6.  There would be a prospect of coflicting jurisdictions with the Strasbourg court, and the emergence of conflicting jurisprudence and case-law.

7. The attempt to impose a common standard of fundamental rights ignores the fact that there exist in Europe two quite different systems of criminal justice, and hence two quite different conceptions of what constitutes human rights and fundamental freedoms.

These are the inquisitorial family of systems, indigenous to the continent, and the adversarial system, common to the English-speaking world.

It is in regard to the machinery of criminal justice, particularly relating to arrest and detention, that differences are evident in the two systems in the extent to which they respect, or alternatively, trample on citizen's basic rights.

8.  Human rights cover virtually every field of human life, eg, the right to free assembly an dactivity, to property, to religious practice, family life, children, etc.   While there may be widespread consensus on general ideas, differences on detail are strongly defended.

A "court with a mission" is hardly the appropriate forum for determining such matters.

9. Again, the differences on detail stem from the absence of a consensus on the source of human rights, such as the natural law.  This absence then prevents a rational analysis and evaluation of conflicting positions.

The different member States have evolved different positions on the vast array of complex issues covered by "human rights".
Should the ECJ, Coughlan asks, be empowered to impose harmonized human rights standards on the basis of this Charter that override all such differences for 350 million Europeans?

10.  The peoples of the various EU countries possess their human rights already, under theeir national Constitutions and the European Convention on Human Rights.  They do not come to them from the EU, as putting this Charter into a Treaty would imply.

End of report

Editor's note:

The above report has been condensed, with permission, from an article appearing in "The Irish Family" on 13 October 2000.

The full article can be obtained from "The Irish Family", PO Box 7, Mullingar, Co Westmeath.

John Paul II and the Charter
The following is an extract from comments made by Pope John Paul II during a meeting with the presidents of the parliaments of the European Union who met with him Sept. 23 in Rome:

"In adopting a new charter," the Pope said, "no matter what shape it may take in the future, the Union must not forget that Europe is the cradle of the notions of person and freedom, and that these notions emerged because the seed of Christianity was planted deep in Europe's soil.
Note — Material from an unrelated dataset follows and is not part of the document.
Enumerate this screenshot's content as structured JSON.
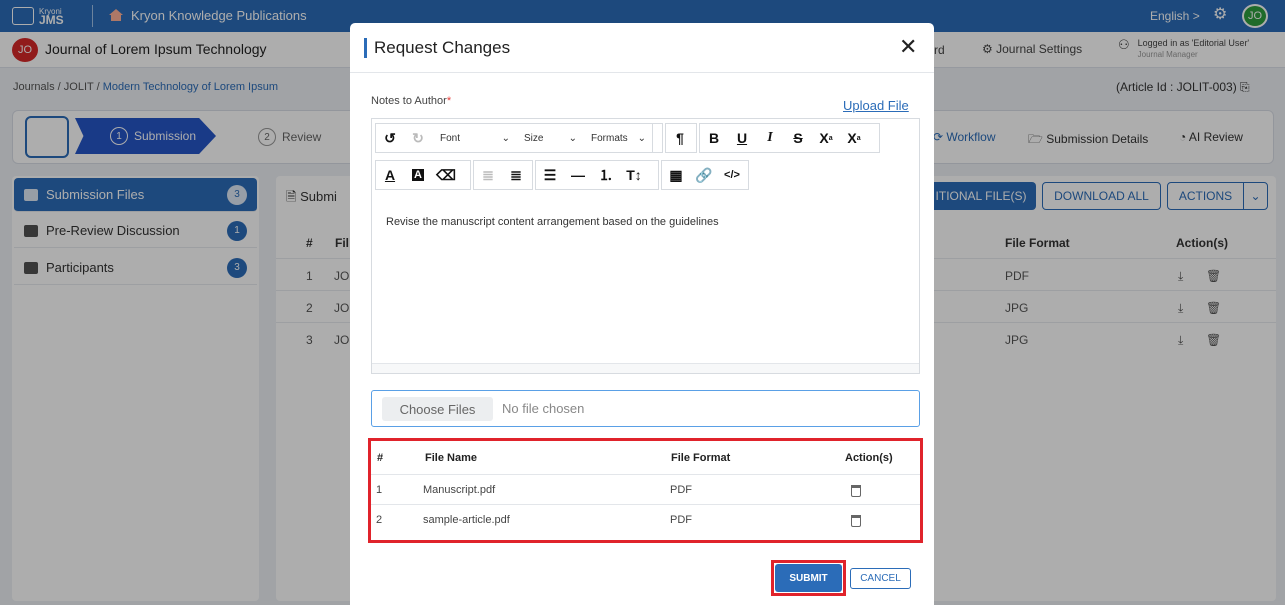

In the Church's thought, the person is inseparable from the human society in which he or she develops."

The Holy Father continued, "Declarations of rights in some way point out the inviolable area that society regards as not being subject to interference from the play of human power. What is more, it is recognized that power exists in order to protect this area, whose focus is the human person.
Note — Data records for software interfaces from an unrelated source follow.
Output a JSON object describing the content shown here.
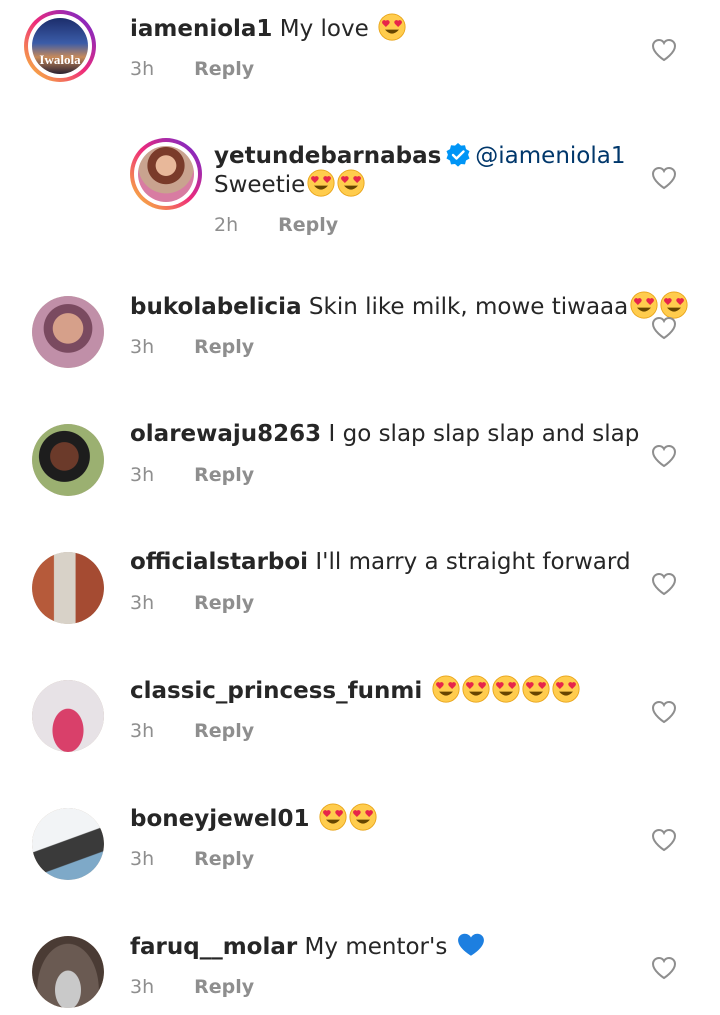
{
  "comments": [
    {
      "username": "iameniola1",
      "text": "My love",
      "emoji_count": 1,
      "time": "3h",
      "reply": "Reply",
      "avatar_caption": "Iwalola"
    },
    {
      "username": "yetundebarnabas",
      "mention": "@iameniola1",
      "text": "Sweetie",
      "emoji_count": 2,
      "time": "2h",
      "reply": "Reply",
      "verified": true
    },
    {
      "username": "bukolabelicia",
      "text": "Skin like milk, mowe tiwaaa",
      "emoji_count": 2,
      "time": "3h",
      "reply": "Reply"
    },
    {
      "username": "olarewaju8263",
      "text": "I go slap slap slap and slap",
      "emoji_count": 0,
      "time": "3h",
      "reply": "Reply"
    },
    {
      "username": "officialstarboi",
      "text": "I'll marry a straight forward",
      "emoji_count": 0,
      "time": "3h",
      "reply": "Reply"
    },
    {
      "username": "classic_princess_funmi",
      "text": "",
      "emoji_count": 5,
      "time": "3h",
      "reply": "Reply"
    },
    {
      "username": "boneyjewel01",
      "text": "",
      "emoji_count": 2,
      "time": "3h",
      "reply": "Reply"
    },
    {
      "username": "faruq__molar",
      "text": "My mentor's",
      "emoji": "blue-heart",
      "time": "3h",
      "reply": "Reply"
    }
  ],
  "colors": {
    "meta": "#8e8e8e",
    "mention": "#00376b",
    "verified": "#0095f6",
    "blue_heart": "#1d7fe0"
  },
  "icons": {
    "like": "heart-outline-icon",
    "verified": "verified-badge-icon",
    "emoji": "heart-eyes-emoji"
  }
}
"Thus, society acknowledges that it is at the service of its members and their natural aspiration to find fulfillment as individuals and social beings. This aspiration, which is part of the person's nature, corresponds to the person's inherent rights, such as the right to life, physical and mental integrity; and freedom of conscience, thought and religion."
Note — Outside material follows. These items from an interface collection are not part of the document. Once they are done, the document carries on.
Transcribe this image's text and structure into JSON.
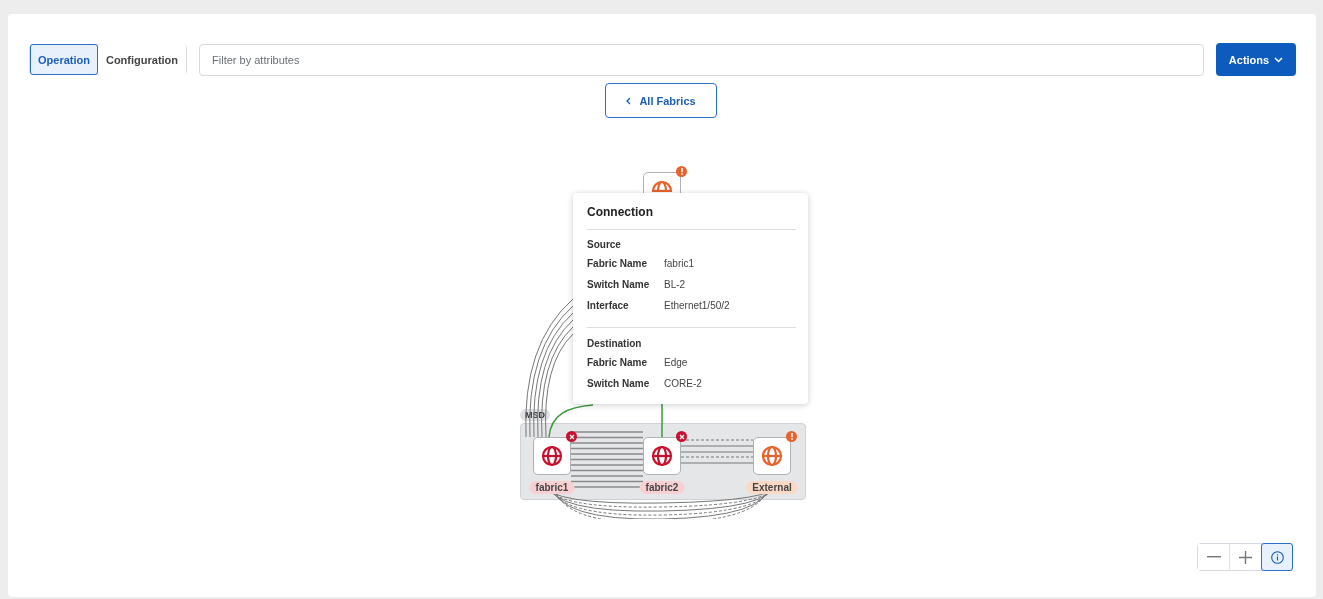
{
  "tabs": [
    {
      "label": "Operation",
      "selected": true
    },
    {
      "label": "Configuration",
      "selected": false
    }
  ],
  "filter": {
    "placeholder": "Filter by attributes"
  },
  "actions_button": {
    "label": "Actions"
  },
  "back_button": {
    "label": "All Fabrics"
  },
  "group": {
    "label": "MSD"
  },
  "nodes": [
    {
      "error": false
    },
    {
      "label": "fabric1",
      "error": true
    },
    {
      "label": "fabric2",
      "error": true
    },
    {
      "label": "External",
      "error": false
    }
  ],
  "tooltip": {
    "title": "Connection",
    "sections": [
      {
        "heading": "Source",
        "rows": [
          {
            "label": "Fabric Name",
            "value": "fabric1"
          },
          {
            "label": "Switch Name",
            "value": "BL-2"
          },
          {
            "label": "Interface",
            "value": "Ethernet1/50/2"
          }
        ]
      },
      {
        "heading": "Destination",
        "rows": [
          {
            "label": "Fabric Name",
            "value": "Edge"
          },
          {
            "label": "Switch Name",
            "value": "CORE-2"
          }
        ]
      }
    ]
  },
  "zoom_controls": [
    {
      "kind": "minus",
      "selected": false
    },
    {
      "kind": "plus",
      "selected": false
    },
    {
      "kind": "info",
      "selected": true
    }
  ]
}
On  Sept. 18, Cardinal Camillo Ruini, president of the Italian bishops’ conference, expressed his concern over the way that this fundamental text
is being written (cf. ZENIT, Sept. 19, ZE00091911).

The cardinal pointed out a grave contradiction: On one hand, the charter
hopes to be the basis of the common values held by the European Union, but,
on the other, it fails to define them. The preamble appeals to the European
peoples to "share a peaceful future," founded simply "on common values."
However, it does not identify them.

Cardinal Ruini further stated that the text fails to mention the historical and cultural roots -- and much less the Christian roots -- that gave life to Europe. These roots have constituted Europe's "soul," and "today can also inspire its identity and mission," he added.

(Zenit, Rome, Sept 2000)